GIVEN DATA>
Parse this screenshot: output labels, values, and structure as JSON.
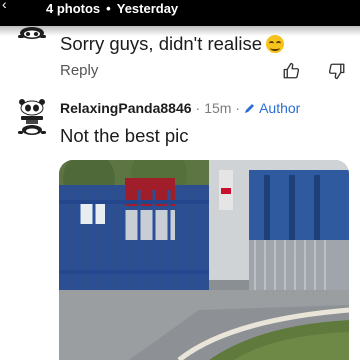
{
  "header": {
    "back_glyph": "‹",
    "photo_count": "4 photos",
    "separator": "•",
    "when": "Yesterday"
  },
  "comment1": {
    "text": "Sorry guys, didn't realise",
    "reply_label": "Reply"
  },
  "comment2": {
    "username": "RelaxingPanda8846",
    "separator": "·",
    "time": "15m",
    "author_tag": "Author",
    "text": "Not the best pic"
  },
  "icons": {
    "emoji": "grinning-face",
    "upvote": "thumb-up-outline",
    "downvote": "thumb-down-outline",
    "author": "pencil",
    "avatar": "panda"
  },
  "colors": {
    "author_blue": "#2a6ed3",
    "muted": "#7c7c7c",
    "header_bg": "#000000",
    "text": "#1c1c1c"
  }
}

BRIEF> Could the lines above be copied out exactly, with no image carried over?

ANSWER AREA>
Parse this screenshot: output labels, values, and structure as JSON.
{
  "header": {
    "back_glyph": "‹",
    "photo_count": "4 photos",
    "separator": "•",
    "when": "Yesterday"
  },
  "comment1": {
    "text": "Sorry guys, didn't realise",
    "reply_label": "Reply"
  },
  "comment2": {
    "username": "RelaxingPanda8846",
    "separator": "·",
    "time": "15m",
    "author_tag": "Author",
    "text": "Not the best pic"
  },
  "icons": {
    "emoji": "grinning-face",
    "upvote": "thumb-up-outline",
    "downvote": "thumb-down-outline",
    "author": "pencil",
    "avatar": "panda"
  },
  "colors": {
    "author_blue": "#2a6ed3",
    "muted": "#7c7c7c",
    "header_bg": "#000000",
    "text": "#1c1c1c"
  }
}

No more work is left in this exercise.